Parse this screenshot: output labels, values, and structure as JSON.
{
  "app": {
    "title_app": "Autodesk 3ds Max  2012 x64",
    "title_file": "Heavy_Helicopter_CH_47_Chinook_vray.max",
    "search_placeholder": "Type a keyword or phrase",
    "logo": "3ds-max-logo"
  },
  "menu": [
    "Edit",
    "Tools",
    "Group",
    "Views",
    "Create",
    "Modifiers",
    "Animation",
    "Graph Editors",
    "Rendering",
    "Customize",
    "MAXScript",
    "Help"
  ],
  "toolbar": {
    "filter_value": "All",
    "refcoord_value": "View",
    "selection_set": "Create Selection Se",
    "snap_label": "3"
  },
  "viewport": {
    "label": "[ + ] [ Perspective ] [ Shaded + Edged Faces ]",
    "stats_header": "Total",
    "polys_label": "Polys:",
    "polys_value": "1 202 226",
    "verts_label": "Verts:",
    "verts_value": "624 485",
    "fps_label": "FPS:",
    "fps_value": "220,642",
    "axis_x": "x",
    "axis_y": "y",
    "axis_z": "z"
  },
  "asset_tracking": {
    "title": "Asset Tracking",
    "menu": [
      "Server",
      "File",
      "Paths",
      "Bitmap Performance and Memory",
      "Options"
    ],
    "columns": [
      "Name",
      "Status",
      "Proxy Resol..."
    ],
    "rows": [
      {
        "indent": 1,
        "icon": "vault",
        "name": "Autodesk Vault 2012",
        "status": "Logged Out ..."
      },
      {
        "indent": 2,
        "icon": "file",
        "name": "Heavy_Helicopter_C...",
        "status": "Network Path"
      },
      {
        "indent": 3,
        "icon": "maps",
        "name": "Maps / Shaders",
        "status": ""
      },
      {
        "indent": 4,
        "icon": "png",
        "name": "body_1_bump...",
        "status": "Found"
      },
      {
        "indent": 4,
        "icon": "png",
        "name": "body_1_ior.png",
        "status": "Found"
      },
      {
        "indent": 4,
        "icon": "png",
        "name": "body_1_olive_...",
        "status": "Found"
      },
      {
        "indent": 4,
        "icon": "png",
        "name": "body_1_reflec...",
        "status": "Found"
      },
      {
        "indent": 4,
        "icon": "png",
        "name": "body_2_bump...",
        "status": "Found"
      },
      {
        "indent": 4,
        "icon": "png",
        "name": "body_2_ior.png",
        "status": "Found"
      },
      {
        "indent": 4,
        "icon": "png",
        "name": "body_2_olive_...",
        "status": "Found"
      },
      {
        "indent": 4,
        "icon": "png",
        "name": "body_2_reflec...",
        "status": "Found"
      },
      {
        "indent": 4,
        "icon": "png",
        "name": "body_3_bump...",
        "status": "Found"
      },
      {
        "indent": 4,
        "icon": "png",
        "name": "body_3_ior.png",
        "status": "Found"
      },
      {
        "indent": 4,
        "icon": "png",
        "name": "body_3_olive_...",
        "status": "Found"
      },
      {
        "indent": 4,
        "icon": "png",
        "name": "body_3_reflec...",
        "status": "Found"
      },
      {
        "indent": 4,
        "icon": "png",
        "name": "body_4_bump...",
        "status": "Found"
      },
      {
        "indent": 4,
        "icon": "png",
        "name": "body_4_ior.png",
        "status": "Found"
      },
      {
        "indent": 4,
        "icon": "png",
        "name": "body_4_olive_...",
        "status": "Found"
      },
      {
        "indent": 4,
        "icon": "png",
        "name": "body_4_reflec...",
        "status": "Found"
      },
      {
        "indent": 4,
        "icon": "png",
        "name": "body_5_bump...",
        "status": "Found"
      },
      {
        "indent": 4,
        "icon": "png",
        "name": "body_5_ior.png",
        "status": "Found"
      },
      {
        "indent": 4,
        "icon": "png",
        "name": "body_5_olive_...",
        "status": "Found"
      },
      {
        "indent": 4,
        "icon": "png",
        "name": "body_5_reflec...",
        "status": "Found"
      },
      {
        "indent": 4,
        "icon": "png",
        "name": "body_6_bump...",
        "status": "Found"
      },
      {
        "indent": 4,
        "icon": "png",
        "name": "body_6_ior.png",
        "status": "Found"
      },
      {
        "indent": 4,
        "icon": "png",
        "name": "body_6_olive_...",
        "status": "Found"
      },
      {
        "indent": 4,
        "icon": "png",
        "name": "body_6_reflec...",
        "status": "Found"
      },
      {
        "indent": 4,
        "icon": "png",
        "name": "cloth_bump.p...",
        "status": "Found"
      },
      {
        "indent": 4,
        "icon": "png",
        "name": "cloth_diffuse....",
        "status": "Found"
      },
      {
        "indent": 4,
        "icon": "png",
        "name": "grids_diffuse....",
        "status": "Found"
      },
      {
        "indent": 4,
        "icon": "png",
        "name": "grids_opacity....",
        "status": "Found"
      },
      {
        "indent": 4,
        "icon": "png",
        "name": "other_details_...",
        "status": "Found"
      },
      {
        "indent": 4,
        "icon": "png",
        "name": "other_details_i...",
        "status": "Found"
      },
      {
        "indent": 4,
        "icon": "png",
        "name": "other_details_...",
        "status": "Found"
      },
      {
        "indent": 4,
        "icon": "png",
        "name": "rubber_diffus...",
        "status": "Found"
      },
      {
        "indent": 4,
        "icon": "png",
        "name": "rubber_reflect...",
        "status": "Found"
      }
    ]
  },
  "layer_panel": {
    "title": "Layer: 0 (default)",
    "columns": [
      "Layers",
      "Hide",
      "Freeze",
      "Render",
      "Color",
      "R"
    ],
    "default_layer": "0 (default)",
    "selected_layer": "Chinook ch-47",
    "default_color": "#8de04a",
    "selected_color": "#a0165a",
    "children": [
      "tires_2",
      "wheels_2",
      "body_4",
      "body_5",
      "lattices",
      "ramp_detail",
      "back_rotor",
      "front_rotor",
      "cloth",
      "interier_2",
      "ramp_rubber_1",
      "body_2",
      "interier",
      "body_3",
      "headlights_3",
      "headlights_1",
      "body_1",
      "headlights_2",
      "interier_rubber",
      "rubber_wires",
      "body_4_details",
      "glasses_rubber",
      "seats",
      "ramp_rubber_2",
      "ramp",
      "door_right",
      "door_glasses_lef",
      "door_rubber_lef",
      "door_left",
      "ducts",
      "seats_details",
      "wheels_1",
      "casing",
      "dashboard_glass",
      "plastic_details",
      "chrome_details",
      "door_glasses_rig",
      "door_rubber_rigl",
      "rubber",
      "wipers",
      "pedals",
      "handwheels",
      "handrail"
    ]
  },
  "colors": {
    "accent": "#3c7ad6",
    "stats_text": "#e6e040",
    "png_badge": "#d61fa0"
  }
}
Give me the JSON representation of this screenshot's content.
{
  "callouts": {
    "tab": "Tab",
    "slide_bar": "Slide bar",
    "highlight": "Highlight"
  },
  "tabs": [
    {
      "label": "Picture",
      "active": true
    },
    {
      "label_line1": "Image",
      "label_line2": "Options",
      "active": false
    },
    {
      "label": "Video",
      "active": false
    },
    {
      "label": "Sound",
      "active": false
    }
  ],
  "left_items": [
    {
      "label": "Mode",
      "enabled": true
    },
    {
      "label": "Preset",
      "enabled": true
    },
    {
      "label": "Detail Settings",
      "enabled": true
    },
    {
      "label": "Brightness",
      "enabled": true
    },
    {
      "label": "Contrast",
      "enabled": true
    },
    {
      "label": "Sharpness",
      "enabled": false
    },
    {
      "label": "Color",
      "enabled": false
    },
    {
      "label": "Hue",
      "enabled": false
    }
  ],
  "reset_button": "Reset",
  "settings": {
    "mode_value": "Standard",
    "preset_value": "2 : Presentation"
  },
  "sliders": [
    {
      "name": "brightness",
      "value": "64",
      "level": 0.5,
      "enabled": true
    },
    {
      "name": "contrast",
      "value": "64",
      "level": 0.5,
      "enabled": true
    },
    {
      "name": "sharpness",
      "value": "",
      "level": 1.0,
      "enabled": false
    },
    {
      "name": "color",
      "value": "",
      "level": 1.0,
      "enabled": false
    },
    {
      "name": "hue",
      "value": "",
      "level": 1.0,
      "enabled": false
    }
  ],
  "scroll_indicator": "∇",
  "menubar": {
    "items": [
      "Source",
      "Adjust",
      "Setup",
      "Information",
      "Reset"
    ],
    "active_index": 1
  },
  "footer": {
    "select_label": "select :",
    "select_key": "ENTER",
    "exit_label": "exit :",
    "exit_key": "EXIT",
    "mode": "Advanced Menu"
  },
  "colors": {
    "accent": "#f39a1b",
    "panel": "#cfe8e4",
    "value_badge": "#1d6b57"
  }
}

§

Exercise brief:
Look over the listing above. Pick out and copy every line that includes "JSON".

Your response:
Parse this screenshot: output labels, values, and structure as JSON.
Give me the JSON representation of this screenshot's content.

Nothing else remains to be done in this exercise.